Authors do not have to transfer all their rights to journal publishers in order to have their articles published. These online resources discuss how authors should and can manage the rights in their scholarly articles.
This advisory, made available by the Canadian Association of University Teachers (CAUT), assists authors in retaining copyright ownership of articles they publish in journals.
This document enables authors to secure a more balanced agreement by retaining select rights, such as the rights to reproduce, reuse, and publicly present the articles they publish for non-commercial purposes. It helps Canadian researchers comply with funding agencies' public access policies.
This explanatory brochure provides context and instructions for using the SPARC Canadian Author Addendum.
This is a discussion of why authors should retain and manage the copyright of their scholarly works. It also provides a list of relevant online resources for reference.
This site provides summaries of journal publishers' copyright policies, including what authors can do with the final published version of their articles.
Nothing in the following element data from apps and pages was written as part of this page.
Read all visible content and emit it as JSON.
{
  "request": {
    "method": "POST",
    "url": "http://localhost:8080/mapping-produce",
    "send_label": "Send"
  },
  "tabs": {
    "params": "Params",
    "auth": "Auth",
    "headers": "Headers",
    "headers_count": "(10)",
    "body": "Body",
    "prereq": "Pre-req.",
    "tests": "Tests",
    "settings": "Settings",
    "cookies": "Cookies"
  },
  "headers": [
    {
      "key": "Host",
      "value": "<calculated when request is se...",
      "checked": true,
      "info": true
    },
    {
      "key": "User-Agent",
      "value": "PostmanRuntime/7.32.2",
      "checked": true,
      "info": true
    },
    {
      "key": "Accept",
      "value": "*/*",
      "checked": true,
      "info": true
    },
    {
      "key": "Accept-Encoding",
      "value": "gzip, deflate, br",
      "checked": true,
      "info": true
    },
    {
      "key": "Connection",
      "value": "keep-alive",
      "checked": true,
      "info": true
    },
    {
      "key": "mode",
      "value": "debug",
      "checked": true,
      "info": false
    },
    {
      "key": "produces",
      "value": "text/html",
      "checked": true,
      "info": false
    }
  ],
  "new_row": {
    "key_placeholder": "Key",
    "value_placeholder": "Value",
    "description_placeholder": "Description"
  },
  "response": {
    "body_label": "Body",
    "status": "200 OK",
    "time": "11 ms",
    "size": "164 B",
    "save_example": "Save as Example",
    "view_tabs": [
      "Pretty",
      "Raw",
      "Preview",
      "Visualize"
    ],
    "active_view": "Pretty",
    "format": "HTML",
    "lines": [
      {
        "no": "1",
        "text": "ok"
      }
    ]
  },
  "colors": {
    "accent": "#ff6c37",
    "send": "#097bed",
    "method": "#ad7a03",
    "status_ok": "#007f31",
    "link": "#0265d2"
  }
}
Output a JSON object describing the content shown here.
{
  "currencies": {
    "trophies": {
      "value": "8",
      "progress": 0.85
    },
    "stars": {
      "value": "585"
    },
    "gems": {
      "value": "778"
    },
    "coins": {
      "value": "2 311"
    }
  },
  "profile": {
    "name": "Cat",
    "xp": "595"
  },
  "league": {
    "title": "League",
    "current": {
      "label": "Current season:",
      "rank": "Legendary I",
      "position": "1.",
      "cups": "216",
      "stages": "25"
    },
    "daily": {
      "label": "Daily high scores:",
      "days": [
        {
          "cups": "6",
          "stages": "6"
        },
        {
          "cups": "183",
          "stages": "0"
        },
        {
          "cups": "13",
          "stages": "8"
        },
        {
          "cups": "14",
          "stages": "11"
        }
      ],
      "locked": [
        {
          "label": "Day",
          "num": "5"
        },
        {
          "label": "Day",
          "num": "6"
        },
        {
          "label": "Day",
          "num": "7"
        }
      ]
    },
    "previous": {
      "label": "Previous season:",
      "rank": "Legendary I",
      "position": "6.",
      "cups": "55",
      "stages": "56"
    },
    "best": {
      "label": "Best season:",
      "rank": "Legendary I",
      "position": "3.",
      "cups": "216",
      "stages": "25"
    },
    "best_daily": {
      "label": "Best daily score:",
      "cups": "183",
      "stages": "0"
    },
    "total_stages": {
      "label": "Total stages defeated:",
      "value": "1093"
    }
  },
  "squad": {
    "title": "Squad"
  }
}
Produced by Creative Commons Aotearoa New Zealand, this video explains the six different types of Creative Commons license and how authors and creators can use them to facilitate legal sharing of their copyrighted materials.